> _What you need to do_:
Would you please copy every line below that includes the string "your"?

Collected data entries
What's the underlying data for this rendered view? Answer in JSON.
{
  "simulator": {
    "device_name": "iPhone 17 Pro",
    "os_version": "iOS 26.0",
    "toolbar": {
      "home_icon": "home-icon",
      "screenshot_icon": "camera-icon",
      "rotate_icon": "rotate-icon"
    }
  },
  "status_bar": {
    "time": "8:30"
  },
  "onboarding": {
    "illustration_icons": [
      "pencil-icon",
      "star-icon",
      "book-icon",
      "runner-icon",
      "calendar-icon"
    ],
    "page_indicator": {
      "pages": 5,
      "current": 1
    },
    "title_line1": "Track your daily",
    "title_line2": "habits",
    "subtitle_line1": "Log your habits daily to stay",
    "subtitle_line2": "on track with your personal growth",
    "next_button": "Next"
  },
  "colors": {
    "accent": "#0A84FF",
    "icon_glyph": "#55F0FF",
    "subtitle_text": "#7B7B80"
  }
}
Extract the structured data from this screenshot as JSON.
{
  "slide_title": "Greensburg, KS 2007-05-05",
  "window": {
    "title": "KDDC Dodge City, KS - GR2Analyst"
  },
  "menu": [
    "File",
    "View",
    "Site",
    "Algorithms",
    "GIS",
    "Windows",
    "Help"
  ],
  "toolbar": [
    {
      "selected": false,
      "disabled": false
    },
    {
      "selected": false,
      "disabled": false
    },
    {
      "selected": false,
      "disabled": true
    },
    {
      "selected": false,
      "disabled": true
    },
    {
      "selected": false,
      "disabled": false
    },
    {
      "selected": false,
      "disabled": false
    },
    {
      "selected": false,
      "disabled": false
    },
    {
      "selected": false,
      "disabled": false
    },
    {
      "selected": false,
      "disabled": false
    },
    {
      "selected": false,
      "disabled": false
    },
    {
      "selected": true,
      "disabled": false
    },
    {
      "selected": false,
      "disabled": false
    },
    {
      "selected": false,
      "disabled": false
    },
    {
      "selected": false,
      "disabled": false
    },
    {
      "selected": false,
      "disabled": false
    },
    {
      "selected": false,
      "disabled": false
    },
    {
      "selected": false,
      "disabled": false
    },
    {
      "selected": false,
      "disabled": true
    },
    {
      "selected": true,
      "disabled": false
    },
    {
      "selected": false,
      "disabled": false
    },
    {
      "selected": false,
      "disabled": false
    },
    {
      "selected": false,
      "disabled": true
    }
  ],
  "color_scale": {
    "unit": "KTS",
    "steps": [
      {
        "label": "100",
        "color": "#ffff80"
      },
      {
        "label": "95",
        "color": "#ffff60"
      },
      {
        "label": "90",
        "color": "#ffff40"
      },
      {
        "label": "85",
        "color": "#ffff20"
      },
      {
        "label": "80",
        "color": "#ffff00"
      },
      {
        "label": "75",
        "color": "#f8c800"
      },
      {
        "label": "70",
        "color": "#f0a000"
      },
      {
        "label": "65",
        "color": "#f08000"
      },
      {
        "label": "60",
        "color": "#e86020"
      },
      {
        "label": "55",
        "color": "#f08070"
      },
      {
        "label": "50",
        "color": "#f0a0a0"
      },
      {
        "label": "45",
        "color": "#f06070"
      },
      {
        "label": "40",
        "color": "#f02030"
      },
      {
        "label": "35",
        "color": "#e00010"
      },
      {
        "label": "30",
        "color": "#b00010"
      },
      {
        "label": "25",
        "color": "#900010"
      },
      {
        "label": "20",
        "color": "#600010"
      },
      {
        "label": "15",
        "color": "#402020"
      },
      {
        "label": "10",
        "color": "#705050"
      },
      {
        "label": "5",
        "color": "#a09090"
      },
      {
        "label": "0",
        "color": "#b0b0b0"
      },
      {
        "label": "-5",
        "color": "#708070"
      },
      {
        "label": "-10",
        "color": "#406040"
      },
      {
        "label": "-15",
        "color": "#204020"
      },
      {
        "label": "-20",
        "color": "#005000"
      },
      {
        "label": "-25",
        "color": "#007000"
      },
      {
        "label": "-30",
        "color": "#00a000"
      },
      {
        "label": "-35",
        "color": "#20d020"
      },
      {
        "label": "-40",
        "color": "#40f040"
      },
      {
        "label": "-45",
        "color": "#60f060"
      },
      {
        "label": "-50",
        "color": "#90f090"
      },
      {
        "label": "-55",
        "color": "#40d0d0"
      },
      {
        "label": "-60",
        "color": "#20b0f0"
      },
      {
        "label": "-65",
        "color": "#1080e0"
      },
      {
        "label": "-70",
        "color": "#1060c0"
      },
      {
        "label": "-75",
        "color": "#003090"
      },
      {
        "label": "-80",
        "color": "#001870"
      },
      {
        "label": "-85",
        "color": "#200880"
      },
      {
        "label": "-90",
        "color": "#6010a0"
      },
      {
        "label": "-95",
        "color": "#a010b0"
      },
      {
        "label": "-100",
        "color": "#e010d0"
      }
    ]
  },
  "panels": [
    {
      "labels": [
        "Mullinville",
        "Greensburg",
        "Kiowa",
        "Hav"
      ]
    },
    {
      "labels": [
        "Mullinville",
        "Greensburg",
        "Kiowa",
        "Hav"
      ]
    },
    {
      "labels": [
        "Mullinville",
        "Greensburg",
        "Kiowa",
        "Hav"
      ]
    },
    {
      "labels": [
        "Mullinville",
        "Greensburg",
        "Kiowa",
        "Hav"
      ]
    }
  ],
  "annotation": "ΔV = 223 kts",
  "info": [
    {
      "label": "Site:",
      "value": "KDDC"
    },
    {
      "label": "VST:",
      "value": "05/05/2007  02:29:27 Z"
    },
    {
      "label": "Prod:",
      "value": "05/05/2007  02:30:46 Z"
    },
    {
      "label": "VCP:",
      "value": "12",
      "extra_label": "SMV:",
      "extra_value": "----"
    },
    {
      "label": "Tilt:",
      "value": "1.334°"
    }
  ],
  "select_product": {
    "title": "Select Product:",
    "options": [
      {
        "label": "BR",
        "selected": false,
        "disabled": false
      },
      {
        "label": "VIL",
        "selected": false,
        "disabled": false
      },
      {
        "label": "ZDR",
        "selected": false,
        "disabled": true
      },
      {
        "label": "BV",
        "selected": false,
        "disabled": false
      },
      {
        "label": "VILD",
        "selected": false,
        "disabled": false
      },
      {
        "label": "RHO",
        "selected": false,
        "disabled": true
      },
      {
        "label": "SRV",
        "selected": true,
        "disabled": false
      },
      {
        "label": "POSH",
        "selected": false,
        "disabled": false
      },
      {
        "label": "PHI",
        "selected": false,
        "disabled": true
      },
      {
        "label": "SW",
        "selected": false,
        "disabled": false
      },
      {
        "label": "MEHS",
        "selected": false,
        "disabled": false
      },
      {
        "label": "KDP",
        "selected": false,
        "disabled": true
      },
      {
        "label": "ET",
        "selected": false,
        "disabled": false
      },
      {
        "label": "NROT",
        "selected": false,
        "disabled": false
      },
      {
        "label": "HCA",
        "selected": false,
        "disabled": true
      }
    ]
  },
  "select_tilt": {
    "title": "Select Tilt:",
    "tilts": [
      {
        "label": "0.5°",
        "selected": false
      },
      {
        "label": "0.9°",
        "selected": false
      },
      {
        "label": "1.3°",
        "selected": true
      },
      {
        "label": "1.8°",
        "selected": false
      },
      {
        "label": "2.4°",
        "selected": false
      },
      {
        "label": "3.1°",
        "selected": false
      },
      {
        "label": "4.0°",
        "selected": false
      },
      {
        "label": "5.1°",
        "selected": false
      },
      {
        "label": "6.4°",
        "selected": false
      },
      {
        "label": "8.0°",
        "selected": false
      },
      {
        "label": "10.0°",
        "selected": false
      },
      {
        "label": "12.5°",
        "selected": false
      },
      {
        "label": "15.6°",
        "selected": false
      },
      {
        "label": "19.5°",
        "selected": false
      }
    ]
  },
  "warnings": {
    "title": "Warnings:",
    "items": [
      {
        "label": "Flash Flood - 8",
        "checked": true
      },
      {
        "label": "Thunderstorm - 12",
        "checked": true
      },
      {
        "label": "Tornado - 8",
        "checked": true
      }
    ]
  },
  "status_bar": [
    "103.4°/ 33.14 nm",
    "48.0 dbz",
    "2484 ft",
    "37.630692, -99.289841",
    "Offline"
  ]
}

> _Output_:
    "title_line1": "Track your daily",
    "subtitle_line1": "Log your habits daily to stay",
    "subtitle_line2": "on track with your personal growth",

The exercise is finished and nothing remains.